# Kautz graph

Example of Kautz graph on 3 characters with string length 2 (on the left) and 3 (on the right); the edges on the left correspond to the vertices on the right.

The Kautz graph ${\displaystyle K_{M}^{N+1}}$ is a directed graph of degree ${\displaystyle M}$ and dimension ${\displaystyle N+1}$, which has ${\displaystyle (M+1)M^{N}}$ vertices labeled by all possible strings ${\displaystyle s_{0}\cdots s_{N}}$ of length ${\displaystyle N+1}$ which are composed of characters ${\displaystyle s_{i}}$ chosen from an alphabet ${\displaystyle A}$ containing ${\displaystyle M+1}$ distinct symbols, subject to the condition that adjacent characters in the string cannot be equal (${\displaystyle s_{i}\neq s_{i+1}}$).

The Kautz graph ${\displaystyle K_{M}^{N+1}}$ has ${\displaystyle (M+1)M^{N+1}}$ edges

${\displaystyle \{(s_{0}s_{1}\cdots s_{N},s_{1}s_{2}\cdots s_{N}s_{N+1})|\;s_{i}\in A\;s_{i}\neq s_{i+1}\}\,}$

It is natural to label each such edge of ${\displaystyle K_{M}^{N+1}}$ as ${\displaystyle s_{0}s_{1}\cdots s_{N+1}}$, giving a one-to-one correspondence between edges of the Kautz graph ${\displaystyle K_{M}^{N+1}}$ and vertices of the Kautz graph ${\displaystyle K_{M}^{N+2}}$.

Kautz graphs are closely related to De Bruijn graphs.

## Properties
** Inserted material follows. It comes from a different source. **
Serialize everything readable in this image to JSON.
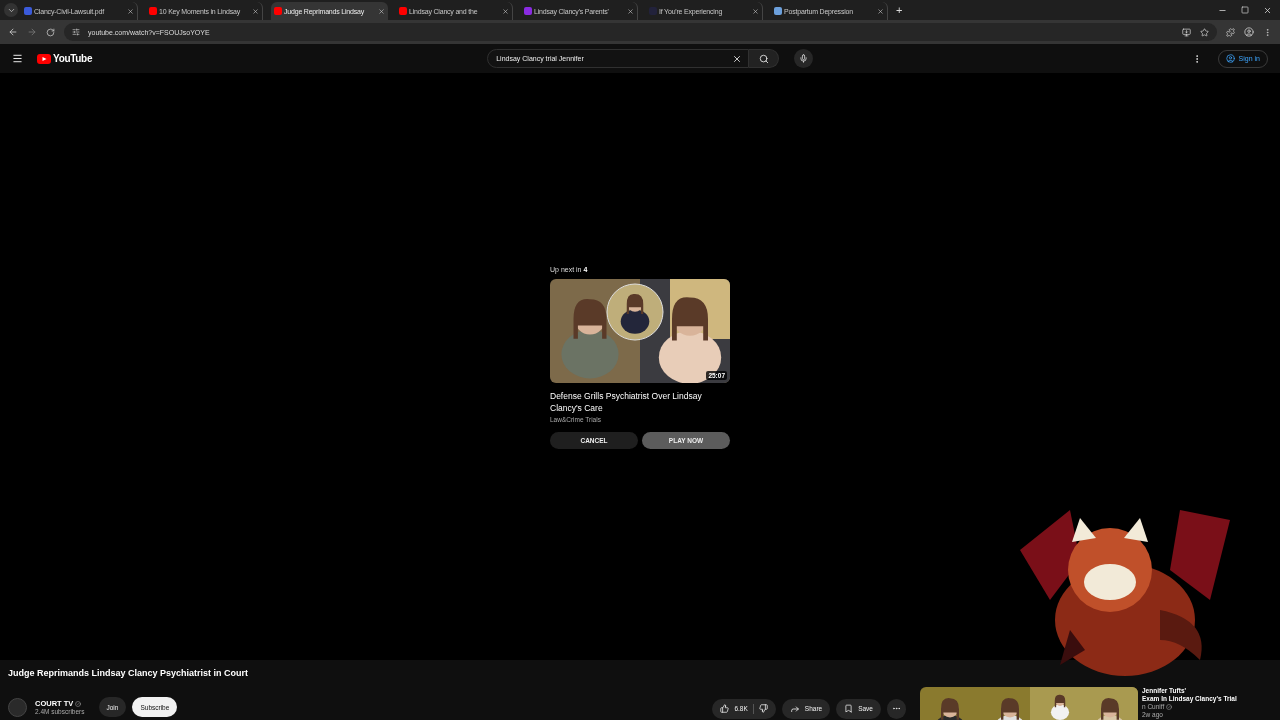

• For a fixed degree ${\displaystyle M}$ and number of vertices ${\displaystyle V=(M+1)M^{N}}$, the Kautz graph has the smallest diameter of any possible directed graph with ${\displaystyle V}$ vertices and degree ${\displaystyle M}$.
• All Kautz graphs have Eulerian cycles. (An Eulerian cycle is one which visits each edge exactly once—This result follows because Kautz graphs have in-degree equal to out-degree for each node)
• All Kautz graphs have a Hamiltonian cycle (This result follows from the correspondence described above between edges of the Kautz graph ${\displaystyle K_{M}^{N}}$ and vertices of the Kautz graph ${\displaystyle K_{M}^{N+1}}$; a Hamiltonian cycle on ${\displaystyle K_{M}^{N+1}}$ is given by an Eulerian cycle on ${\displaystyle K_{M}^{N}}$)
• A degree-${\displaystyle k}$ Kautz graph has ${\displaystyle k}$ disjoint paths from any node ${\displaystyle x}$ to any other node ${\displaystyle y}$.
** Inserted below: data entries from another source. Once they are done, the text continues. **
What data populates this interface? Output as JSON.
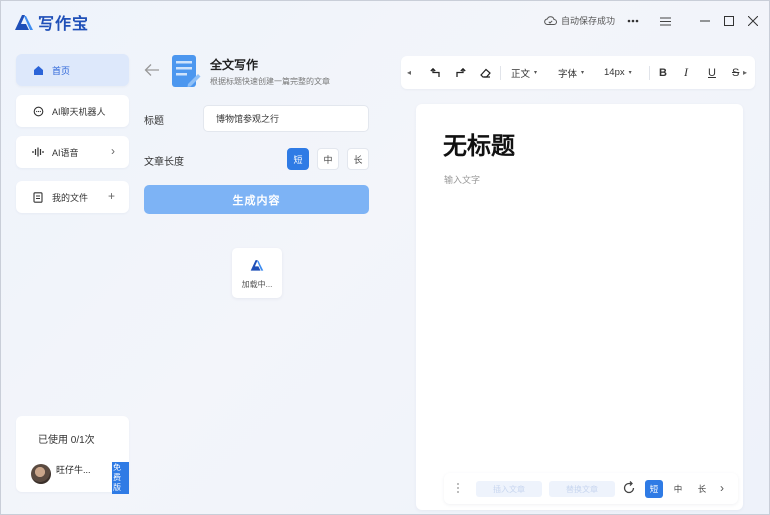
{
  "app": {
    "name": "写作宝",
    "save_status": "自动保存成功"
  },
  "sidebar": {
    "items": [
      {
        "label": "首页",
        "icon": "home-icon",
        "active": true
      },
      {
        "label": "AI聊天机器人",
        "icon": "chat-icon"
      },
      {
        "label": "AI语音",
        "icon": "audio-icon",
        "tail": "›"
      },
      {
        "label": "我的文件",
        "icon": "file-icon",
        "tail": "+"
      }
    ],
    "usage": "已使用 0/1次",
    "user": {
      "name": "旺仔牛...",
      "tag": "免费版"
    }
  },
  "form": {
    "title": "全文写作",
    "subtitle": "根据标题快速创建一篇完整的文章",
    "title_label": "标题",
    "title_value": "博物馆参观之行",
    "length_label": "文章长度",
    "length_options": [
      "短",
      "中",
      "长"
    ],
    "length_selected": "短",
    "generate_label": "生成内容",
    "loading_text": "加载中..."
  },
  "toolbar": {
    "paragraph_style": "正文",
    "font": "字体",
    "font_size": "14px",
    "bold": "B",
    "italic": "I",
    "underline": "U",
    "strike": "S"
  },
  "editor": {
    "doc_title": "无标题",
    "placeholder": "输入文字"
  },
  "bottom_bar": {
    "insert_label": "插入文章",
    "replace_label": "替换文章",
    "length_options": [
      "短",
      "中",
      "长"
    ],
    "length_selected": "短"
  },
  "colors": {
    "accent": "#2f7be5",
    "accent_light": "#7db3f5",
    "brand": "#1f4fb8",
    "active_bg": "#dde8fb"
  }
}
## In computing

The Kautz graph has been used as a network topology for connecting processors in high-performance computing[1] and fault-tolerant computing[2] applications: such a network is known as a Kautz network.
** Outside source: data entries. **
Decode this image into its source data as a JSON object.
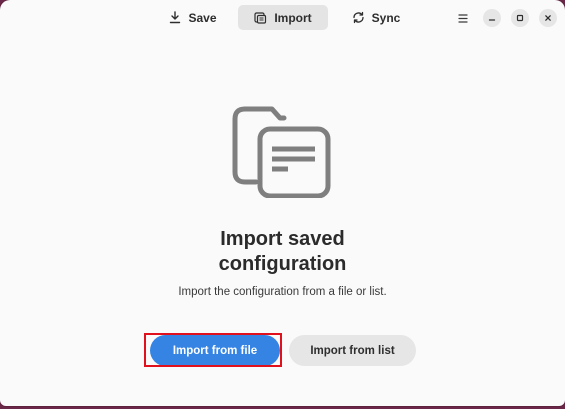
{
  "header": {
    "tabs": [
      {
        "label": "Save",
        "icon": "save-icon",
        "active": false
      },
      {
        "label": "Import",
        "icon": "import-icon",
        "active": true
      },
      {
        "label": "Sync",
        "icon": "sync-icon",
        "active": false
      }
    ],
    "window_controls": [
      "menu-icon",
      "minimize-icon",
      "maximize-icon",
      "close-icon"
    ]
  },
  "main": {
    "icon": "documents-icon",
    "title_line1": "Import saved",
    "title_line2": "configuration",
    "subtitle": "Import the configuration from a file or list.",
    "primary_button": "Import from file",
    "secondary_button": "Import from list"
  },
  "colors": {
    "accent": "#3584e4",
    "highlight_box": "#e0101d",
    "background": "#fafafa"
  }
}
## Notes

1. ^ Darcy, Jeff (2007-12-31). "The Kautz Graph". Canned Platypus. {{cite web}}: External link in |publisher= (help)
2. ^ Li, Dongsheng; Xicheng Lu; Jinshu Su (2004). "Graph-Theoretic Analysis of Kautz Topology and DHT Schemes". Network and Parallel Computing: IFIP International Conference. Wuhan, China: NPC. pp. 308–315. ISBN 3-540-23388-1. Retrieved 2008-03-05.